Love for Knowledge…
Harold received his formal education from the Davie County School System. He then went to Western Carolina University, home of the Catamount. There he was the assistant director of Dorms and Grad Dorms and played four years on the intramural football team.

Christian and Deacon
Harold became a Christian, a lover of God, at a very early age. He was passionate about Christ and about doing all that he could to help others seek Him. His worship of God was about having a relationship with God rather than just a religion. This belief was threaded throughout Harold’s life and in everything that he touched. After moving his membership from Mainville A.M.E. Zion Church, Mocksville, North Carolina, from which he was nurtured by the mothers of the church, Harold became a faithful member of First Baptist Church, Fairmont, North Carolina where he served as the head Deacon, taught Sunday School for over 20 years, and was a member of the Male Chorus.
Certainly, much more could have been included and said about the late Coach Harold Wilson. However, I believe that I have given you enough to know the quality of man that he proved himself to be to all those who knew him in his family, church, his community, and the school district that he worked in for thirty-six years. Perhaps, the greatest way that we can honor his life and legacy is to strive to be more like him.
He was a humble, honest, and compassionate man who made an impact on all of our lives that will endure indefinitely.

Coach Harold Wilson received a signed basketball from his former players.

Coach Harold Wilson received a signed basketball from his former players.

Coaches Harold Wilson, Stacy Smith, and Mike McRae.

Varsity Boys Basketball – Assistant Coach Stacy Smith, Rah-Rah Fletcher, Joe Manning, Darius Bethea, Coach Harold Wilson, Coach Mike McRae, Raheem McClam, and Lawrence Crouch.

Coach Harold Wilson received a signed basketball from his former players.

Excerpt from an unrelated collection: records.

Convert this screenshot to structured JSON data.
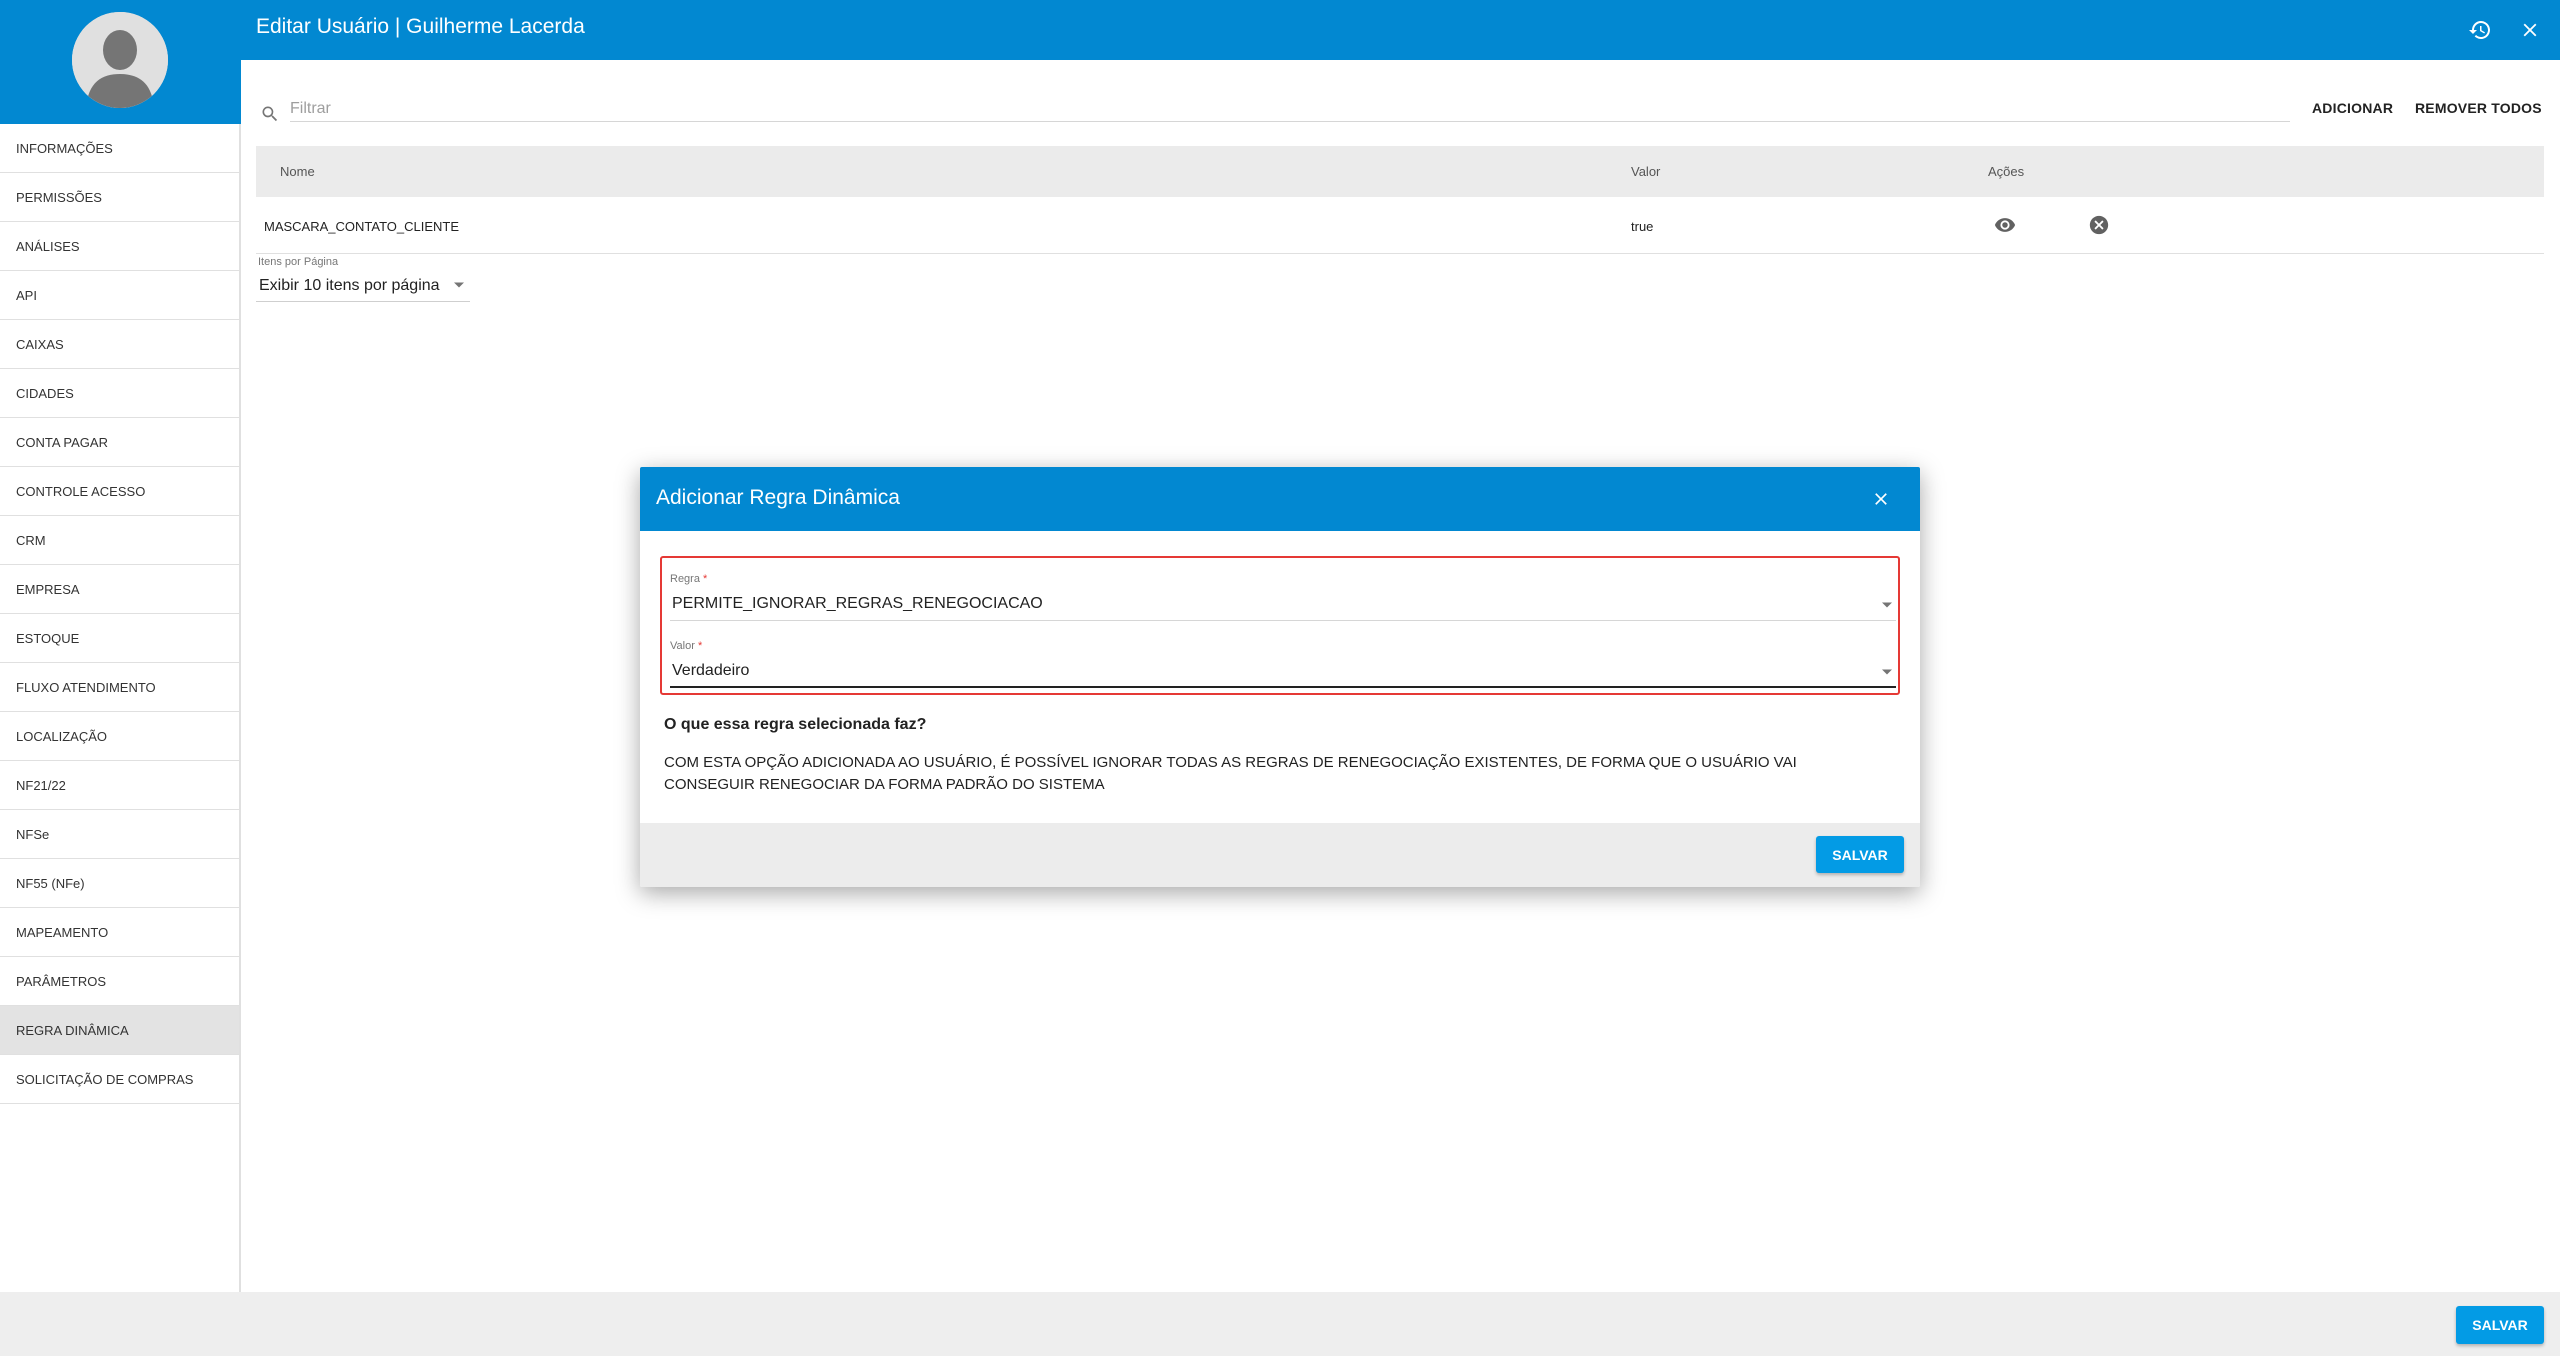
{
  "header": {
    "title": "Editar Usuário | Guilherme Lacerda",
    "history_icon": "history-icon",
    "close_icon": "close-icon",
    "color": "#0288d1"
  },
  "sidebar": {
    "items": [
      {
        "label": "INFORMAÇÕES"
      },
      {
        "label": "PERMISSÕES"
      },
      {
        "label": "ANÁLISES"
      },
      {
        "label": "API"
      },
      {
        "label": "CAIXAS"
      },
      {
        "label": "CIDADES"
      },
      {
        "label": "CONTA PAGAR"
      },
      {
        "label": "CONTROLE ACESSO"
      },
      {
        "label": "CRM"
      },
      {
        "label": "EMPRESA"
      },
      {
        "label": "ESTOQUE"
      },
      {
        "label": "FLUXO ATENDIMENTO"
      },
      {
        "label": "LOCALIZAÇÃO"
      },
      {
        "label": "NF21/22"
      },
      {
        "label": "NFSe"
      },
      {
        "label": "NF55 (NFe)"
      },
      {
        "label": "MAPEAMENTO"
      },
      {
        "label": "PARÂMETROS"
      },
      {
        "label": "REGRA DINÂMICA"
      },
      {
        "label": "SOLICITAÇÃO DE COMPRAS"
      }
    ],
    "active_item": "REGRA DINÂMICA"
  },
  "toolbar": {
    "filter_placeholder": "Filtrar",
    "filter_value": "",
    "add_label": "ADICIONAR",
    "remove_all_label": "REMOVER TODOS"
  },
  "table": {
    "columns": [
      "Nome",
      "Valor",
      "Ações"
    ],
    "rows": [
      {
        "name": "MASCARA_CONTATO_CLIENTE",
        "value": "true"
      }
    ]
  },
  "pagination": {
    "label": "Itens por Página",
    "selected": "Exibir 10 itens por página"
  },
  "modal": {
    "title": "Adicionar Regra Dinâmica",
    "rule_label": "Regra",
    "rule_value": "PERMITE_IGNORAR_REGRAS_RENEGOCIACAO",
    "value_label": "Valor",
    "value_value": "Verdadeiro",
    "required_mark": "*",
    "question": "O que essa regra selecionada faz?",
    "description": "COM ESTA OPÇÃO ADICIONADA AO USUÁRIO, É POSSÍVEL IGNORAR TODAS AS REGRAS DE RENEGOCIAÇÃO EXISTENTES, DE FORMA QUE O USUÁRIO VAI CONSEGUIR RENEGOCIAR DA FORMA PADRÃO DO SISTEMA",
    "save_label": "SALVAR",
    "error_color": "#e53935"
  },
  "footer": {
    "save_label": "SALVAR",
    "button_color": "#039be5"
  }
}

DILLON WILDCATS – Front Row (left to right): #23 Breon Page; #20 Julius Saunders; #32 Sharif Myers; #30 Gabriel Salmon; and #31 John Caulder. Second Row (left to right): Coach Harold Wilson; Coach Stacey Smith; #25 Shaqui Cabbagestalk; #22 Jalik Bethea; #24 Anthony Blue; #35 Avery McCall; and Coach Mike McRae. Back Row (left to right): #33 Olajuwan Fenton; #42 ZaQuinte Lighty; #43 Jaquan Knowlin; #41 Maurice Williams; #34 Eri’Reon Hayes; and #21 Gerome McLeod.

Print Friendly, PDF & Email